## DIRECTIONS
Filter the listing and keep only the lines with the word "JSON".

-=-=-=-=-

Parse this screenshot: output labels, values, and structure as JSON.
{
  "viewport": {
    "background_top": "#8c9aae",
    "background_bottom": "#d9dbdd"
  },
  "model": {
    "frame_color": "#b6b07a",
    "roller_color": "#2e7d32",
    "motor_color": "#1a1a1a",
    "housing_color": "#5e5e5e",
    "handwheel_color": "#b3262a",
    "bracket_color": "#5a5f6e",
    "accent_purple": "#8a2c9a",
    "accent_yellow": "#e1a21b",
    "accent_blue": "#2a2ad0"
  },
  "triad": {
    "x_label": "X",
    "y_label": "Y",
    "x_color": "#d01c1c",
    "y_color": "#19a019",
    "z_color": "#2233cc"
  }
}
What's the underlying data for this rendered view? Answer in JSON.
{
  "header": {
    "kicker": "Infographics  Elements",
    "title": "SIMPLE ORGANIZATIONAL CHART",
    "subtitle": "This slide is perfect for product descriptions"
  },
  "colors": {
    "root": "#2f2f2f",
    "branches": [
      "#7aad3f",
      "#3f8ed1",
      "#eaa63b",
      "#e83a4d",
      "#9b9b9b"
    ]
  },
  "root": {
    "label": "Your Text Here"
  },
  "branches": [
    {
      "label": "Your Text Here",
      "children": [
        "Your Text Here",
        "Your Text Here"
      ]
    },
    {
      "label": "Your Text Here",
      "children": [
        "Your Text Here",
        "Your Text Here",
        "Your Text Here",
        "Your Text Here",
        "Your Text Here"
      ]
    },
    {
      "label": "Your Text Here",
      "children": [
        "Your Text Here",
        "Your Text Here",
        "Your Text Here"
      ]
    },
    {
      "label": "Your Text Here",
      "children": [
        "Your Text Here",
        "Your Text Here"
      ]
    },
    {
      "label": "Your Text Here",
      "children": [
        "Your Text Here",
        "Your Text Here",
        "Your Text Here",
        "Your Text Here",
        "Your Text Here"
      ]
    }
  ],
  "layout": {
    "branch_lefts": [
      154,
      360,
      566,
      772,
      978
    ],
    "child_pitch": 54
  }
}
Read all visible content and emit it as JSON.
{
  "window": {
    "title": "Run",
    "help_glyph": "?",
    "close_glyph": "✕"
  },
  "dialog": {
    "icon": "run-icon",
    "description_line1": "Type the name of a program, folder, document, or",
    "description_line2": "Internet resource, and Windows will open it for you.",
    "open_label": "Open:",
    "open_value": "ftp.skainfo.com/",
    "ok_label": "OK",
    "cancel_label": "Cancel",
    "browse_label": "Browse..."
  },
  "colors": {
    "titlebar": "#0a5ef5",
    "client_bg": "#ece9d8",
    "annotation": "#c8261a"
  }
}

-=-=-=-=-

## EXERCISE RESPONSE
Parse this screenshot: output labels, values, and structure as JSON.
What's the underlying data for this rendered view? Answer in JSON.
Read all visible content and emit it as JSON.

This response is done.